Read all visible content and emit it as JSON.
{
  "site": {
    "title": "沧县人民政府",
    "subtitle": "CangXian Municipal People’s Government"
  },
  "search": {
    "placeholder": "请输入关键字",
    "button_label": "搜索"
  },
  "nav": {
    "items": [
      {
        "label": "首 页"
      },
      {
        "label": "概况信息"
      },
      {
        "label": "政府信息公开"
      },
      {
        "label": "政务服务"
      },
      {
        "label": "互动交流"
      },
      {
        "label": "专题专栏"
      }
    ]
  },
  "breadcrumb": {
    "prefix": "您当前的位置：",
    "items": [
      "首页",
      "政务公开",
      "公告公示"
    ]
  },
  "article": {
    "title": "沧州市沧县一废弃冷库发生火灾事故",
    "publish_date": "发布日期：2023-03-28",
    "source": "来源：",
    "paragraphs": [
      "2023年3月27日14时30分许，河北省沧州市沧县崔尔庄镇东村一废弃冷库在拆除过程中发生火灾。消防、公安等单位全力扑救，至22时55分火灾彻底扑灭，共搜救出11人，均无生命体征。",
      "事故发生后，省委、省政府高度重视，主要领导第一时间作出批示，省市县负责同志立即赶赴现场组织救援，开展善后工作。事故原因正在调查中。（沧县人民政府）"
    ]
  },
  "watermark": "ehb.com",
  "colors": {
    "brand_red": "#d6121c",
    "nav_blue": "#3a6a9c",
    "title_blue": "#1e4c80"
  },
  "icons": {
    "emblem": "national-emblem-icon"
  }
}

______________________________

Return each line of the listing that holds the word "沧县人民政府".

    "title": "沧县人民政府",
      "事故发生后，省委、省政府高度重视，主要领导第一时间作出批示，省市县负责同志立即赶赴现场组织救援，开展善后工作。事故原因正在调查中。（沧县人民政府）"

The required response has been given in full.